§ Task objective
Within the listing below, how many lines contain "desc"? Only the number is wanted.

§ Available data
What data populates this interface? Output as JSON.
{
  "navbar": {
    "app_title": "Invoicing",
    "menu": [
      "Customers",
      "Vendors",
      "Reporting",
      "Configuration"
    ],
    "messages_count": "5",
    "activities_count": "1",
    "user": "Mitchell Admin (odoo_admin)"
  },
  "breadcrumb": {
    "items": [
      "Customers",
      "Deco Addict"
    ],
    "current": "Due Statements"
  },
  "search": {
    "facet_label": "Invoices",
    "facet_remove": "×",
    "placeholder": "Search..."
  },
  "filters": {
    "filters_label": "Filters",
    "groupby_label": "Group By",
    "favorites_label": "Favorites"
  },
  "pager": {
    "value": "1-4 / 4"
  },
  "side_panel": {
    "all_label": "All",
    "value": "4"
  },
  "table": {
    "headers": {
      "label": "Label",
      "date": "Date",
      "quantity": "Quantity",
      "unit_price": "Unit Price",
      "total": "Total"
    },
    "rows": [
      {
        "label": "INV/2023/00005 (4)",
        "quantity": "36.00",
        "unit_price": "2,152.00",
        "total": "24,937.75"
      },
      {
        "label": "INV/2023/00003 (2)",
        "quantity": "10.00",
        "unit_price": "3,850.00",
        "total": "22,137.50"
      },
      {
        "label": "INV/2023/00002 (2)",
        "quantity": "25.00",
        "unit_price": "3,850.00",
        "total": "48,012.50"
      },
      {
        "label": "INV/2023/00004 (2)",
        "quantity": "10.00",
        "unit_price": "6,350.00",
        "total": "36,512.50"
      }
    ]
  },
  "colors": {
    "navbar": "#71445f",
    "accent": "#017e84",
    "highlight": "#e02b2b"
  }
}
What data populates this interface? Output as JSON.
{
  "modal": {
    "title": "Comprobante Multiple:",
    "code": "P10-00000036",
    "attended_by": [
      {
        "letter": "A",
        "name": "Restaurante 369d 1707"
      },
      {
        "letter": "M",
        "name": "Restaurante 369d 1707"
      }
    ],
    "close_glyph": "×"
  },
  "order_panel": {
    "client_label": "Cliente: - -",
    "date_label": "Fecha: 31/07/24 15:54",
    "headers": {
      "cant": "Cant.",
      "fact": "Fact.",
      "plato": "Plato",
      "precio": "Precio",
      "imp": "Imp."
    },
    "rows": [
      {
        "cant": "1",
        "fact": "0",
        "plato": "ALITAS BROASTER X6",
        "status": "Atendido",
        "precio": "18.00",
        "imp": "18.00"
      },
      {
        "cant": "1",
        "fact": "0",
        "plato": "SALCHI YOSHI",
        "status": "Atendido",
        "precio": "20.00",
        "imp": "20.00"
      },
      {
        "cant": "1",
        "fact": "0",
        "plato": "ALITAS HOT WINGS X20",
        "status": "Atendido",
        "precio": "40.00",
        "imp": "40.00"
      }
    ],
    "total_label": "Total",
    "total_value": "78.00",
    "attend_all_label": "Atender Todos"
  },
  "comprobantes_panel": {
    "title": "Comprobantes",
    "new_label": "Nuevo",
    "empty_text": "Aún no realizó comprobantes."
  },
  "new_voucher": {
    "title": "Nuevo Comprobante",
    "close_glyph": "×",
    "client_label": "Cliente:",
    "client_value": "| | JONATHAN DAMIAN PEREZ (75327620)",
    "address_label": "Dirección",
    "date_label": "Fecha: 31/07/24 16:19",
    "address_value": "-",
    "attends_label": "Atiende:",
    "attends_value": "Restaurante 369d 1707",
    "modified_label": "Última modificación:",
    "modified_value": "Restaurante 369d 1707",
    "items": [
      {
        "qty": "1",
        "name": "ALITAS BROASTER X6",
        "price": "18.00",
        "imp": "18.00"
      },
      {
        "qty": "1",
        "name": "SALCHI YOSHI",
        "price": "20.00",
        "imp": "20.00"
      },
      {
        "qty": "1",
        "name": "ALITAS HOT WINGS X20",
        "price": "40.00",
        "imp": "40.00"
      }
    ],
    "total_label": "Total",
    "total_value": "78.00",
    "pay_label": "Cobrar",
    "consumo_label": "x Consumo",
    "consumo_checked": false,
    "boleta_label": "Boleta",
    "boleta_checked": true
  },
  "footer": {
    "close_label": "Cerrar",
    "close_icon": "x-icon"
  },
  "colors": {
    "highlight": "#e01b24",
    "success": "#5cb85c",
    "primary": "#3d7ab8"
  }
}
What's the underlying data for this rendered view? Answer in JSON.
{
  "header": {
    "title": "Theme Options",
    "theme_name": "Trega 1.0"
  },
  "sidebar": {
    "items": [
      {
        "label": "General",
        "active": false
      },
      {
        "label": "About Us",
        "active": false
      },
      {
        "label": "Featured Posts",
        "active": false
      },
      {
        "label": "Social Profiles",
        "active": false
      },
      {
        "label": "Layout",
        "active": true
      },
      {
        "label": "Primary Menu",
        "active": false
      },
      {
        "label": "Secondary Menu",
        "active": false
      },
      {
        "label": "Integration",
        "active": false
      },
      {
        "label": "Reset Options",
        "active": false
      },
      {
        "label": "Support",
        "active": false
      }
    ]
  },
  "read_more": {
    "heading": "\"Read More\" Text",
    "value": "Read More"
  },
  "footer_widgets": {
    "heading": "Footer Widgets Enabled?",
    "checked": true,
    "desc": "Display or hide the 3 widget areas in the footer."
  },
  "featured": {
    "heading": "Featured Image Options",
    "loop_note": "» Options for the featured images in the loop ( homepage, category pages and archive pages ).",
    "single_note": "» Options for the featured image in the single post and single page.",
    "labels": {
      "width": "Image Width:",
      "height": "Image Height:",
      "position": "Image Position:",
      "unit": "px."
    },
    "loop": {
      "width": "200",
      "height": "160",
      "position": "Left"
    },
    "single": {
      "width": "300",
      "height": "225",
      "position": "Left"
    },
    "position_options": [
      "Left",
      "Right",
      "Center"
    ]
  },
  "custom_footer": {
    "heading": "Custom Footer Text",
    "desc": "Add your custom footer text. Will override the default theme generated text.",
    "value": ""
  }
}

§ Task solution
2